HOW TO COMPLETE THIS TASK → Please retype the entries exactly as they stand, leaving out any pictures.

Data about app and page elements

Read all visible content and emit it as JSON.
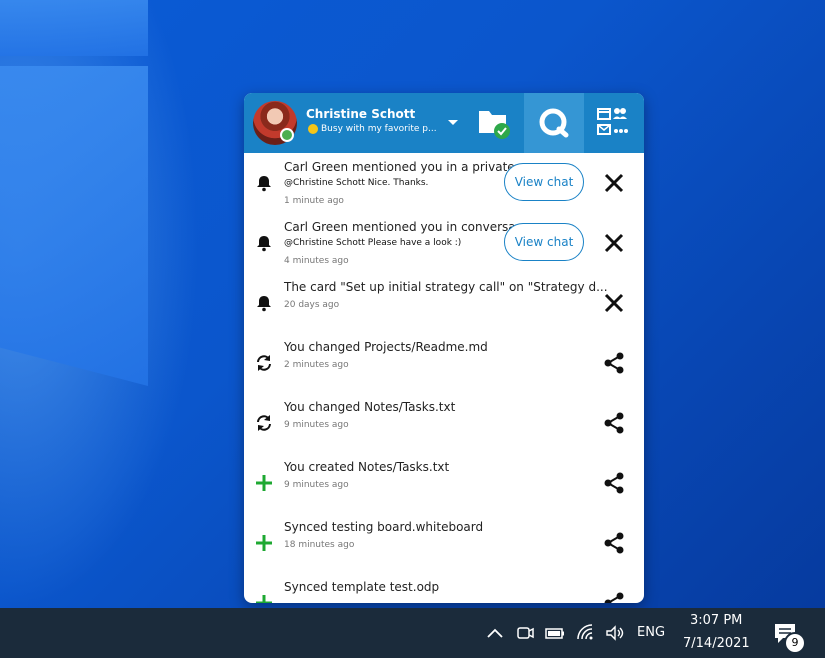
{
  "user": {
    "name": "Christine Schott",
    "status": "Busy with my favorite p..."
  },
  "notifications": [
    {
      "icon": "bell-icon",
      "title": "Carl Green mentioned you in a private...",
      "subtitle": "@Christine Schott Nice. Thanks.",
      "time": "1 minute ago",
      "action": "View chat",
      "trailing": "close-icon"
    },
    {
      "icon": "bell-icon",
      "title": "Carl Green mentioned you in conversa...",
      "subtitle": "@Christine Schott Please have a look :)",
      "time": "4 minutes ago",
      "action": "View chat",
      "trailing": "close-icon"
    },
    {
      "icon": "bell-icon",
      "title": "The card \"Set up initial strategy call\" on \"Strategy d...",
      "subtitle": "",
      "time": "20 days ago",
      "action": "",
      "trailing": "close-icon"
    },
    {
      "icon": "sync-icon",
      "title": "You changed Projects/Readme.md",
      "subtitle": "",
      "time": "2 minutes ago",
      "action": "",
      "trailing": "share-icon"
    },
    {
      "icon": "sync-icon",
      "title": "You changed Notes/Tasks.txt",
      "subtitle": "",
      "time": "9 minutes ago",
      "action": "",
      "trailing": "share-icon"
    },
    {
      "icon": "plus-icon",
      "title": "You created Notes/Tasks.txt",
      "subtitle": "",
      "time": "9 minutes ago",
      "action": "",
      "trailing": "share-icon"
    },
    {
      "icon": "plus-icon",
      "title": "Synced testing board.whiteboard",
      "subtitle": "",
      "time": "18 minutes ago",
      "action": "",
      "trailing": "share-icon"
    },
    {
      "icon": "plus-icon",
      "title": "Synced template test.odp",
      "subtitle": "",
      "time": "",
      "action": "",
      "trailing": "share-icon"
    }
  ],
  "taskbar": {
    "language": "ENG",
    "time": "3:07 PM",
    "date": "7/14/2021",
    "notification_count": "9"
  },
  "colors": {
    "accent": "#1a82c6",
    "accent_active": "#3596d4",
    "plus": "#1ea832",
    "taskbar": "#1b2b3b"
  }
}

TASK RESULT →
Read all visible content and emit it as JSON.
{
  "user": {
    "name": "Christine Schott",
    "status": "Busy with my favorite p..."
  },
  "notifications": [
    {
      "icon": "bell-icon",
      "title": "Carl Green mentioned you in a private...",
      "subtitle": "@Christine Schott Nice. Thanks.",
      "time": "1 minute ago",
      "action": "View chat",
      "trailing": "close-icon"
    },
    {
      "icon": "bell-icon",
      "title": "Carl Green mentioned you in conversa...",
      "subtitle": "@Christine Schott Please have a look :)",
      "time": "4 minutes ago",
      "action": "View chat",
      "trailing": "close-icon"
    },
    {
      "icon": "bell-icon",
      "title": "The card \"Set up initial strategy call\" on \"Strategy d...",
      "subtitle": "",
      "time": "20 days ago",
      "action": "",
      "trailing": "close-icon"
    },
    {
      "icon": "sync-icon",
      "title": "You changed Projects/Readme.md",
      "subtitle": "",
      "time": "2 minutes ago",
      "action": "",
      "trailing": "share-icon"
    },
    {
      "icon": "sync-icon",
      "title": "You changed Notes/Tasks.txt",
      "subtitle": "",
      "time": "9 minutes ago",
      "action": "",
      "trailing": "share-icon"
    },
    {
      "icon": "plus-icon",
      "title": "You created Notes/Tasks.txt",
      "subtitle": "",
      "time": "9 minutes ago",
      "action": "",
      "trailing": "share-icon"
    },
    {
      "icon": "plus-icon",
      "title": "Synced testing board.whiteboard",
      "subtitle": "",
      "time": "18 minutes ago",
      "action": "",
      "trailing": "share-icon"
    },
    {
      "icon": "plus-icon",
      "title": "Synced template test.odp",
      "subtitle": "",
      "time": "",
      "action": "",
      "trailing": "share-icon"
    }
  ],
  "taskbar": {
    "language": "ENG",
    "time": "3:07 PM",
    "date": "7/14/2021",
    "notification_count": "9"
  },
  "colors": {
    "accent": "#1a82c6",
    "accent_active": "#3596d4",
    "plus": "#1ea832",
    "taskbar": "#1b2b3b"
  }
}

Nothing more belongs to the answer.